TNTS welcomes students, scholars and institutions or research groups engaged in the study of Theravada Buddhism to join as members.
Buddhist Studies Review is now published by Equinox on behalf of the UK Association for Buddhist Studies.

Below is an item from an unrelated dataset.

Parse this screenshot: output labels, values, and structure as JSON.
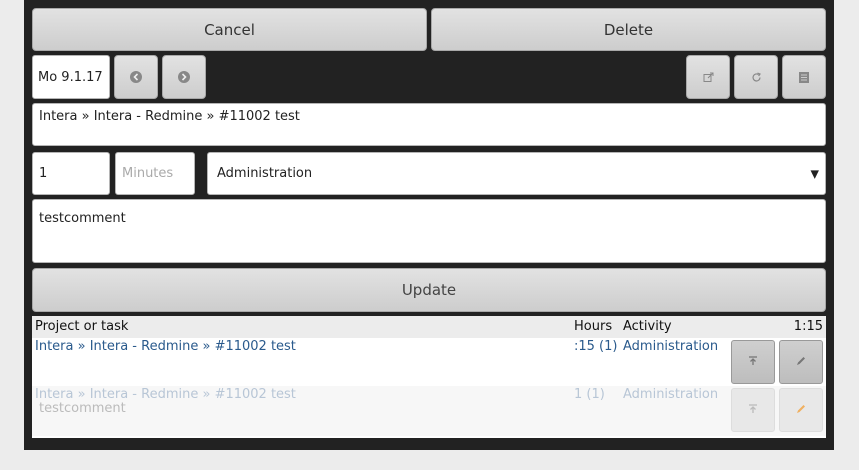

The Association was founded in 1996 and two years later took over publication of Buddhist Studies Review, which had been run since 1983 by Russell Webb and Sara Boin-Webb.
See the archive of back issues: http://ukabs.org.uk/buddhist-studies-review-vols-1-22/
State Pariyatti Sasana University of Mandalay (SPSU), one of the first two Buddhist Universities, is a Buddhist institution, founded by Mingun Sayadaw Bhaddanta Viccittasarabhivamsa under the instruction of State Samgha Mahanayaka Committee with the aim of emergence of monks who are able to do missionary work at home and abroad, and it was opened on 21, August, 1986. This University under the guidance of Bhaddanta Jotikabhivamsa as the first Rector, and Bhaddanta Sitthila the registrar, commenced Sasanatakkasila Mahadhammacariya (M.A, Buddhism) Degree programme joined with the 3 faculties - Vinaya, Suttanta and Abhidhamma - and including 19 teachers administrative personnel and 37 student-monks, who had to study the subjects for 2 years fixed with writing thesis within 3 years.
In 1989 (1351 ME), Sasanatakksila Dhammacariya (B.A, Buddhism) Degree programme was started to change for the students who had passed the Pathamagyi-level examination. To them, 4 years for the academic learning are fixed with term paper of pages 50 to 100 and meditation practice for ten days after their final examination. Apart from the three faculties as the main subjects, Departments of Pāli Literature, Myanmar Literature, English and Propagation of Buddhist Desana were extended as the minor subjects. The University now offers Sasanatakksila Dhammacariya (B.A, Buddhism), Sasanatakksila Mahadhammacariya (M.A, Buddhism) and Ph.D. (Sasanatakkasila Dhamma Paragu) Degree.
More than that, the University provides a month course on traditional medicine for the fourth-year students and third-year students and, encourages the development of religious spirits to the monks, having passed the final examination, who are going to work in the missionary work at the border and remote areas and before presenting a thesis, sends them to practice meditation under the guidance of meditators at Mahasi Meditation Centre.
The International College for Postgraduate Buddhist Studies, founded in 1996, is still a relatively new and small institution, but it provides an ideal educational and research environment for the philological study of Buddhism.
This is firmly anchored in the study of the classical languages in which the Buddhist texts have been transmitted: Sanskrit and Pali in South Asia, various Central Asian languages and Tibetan in Inner Asia, Chinese, Mongolian, Korean, and Japanese in East Asia.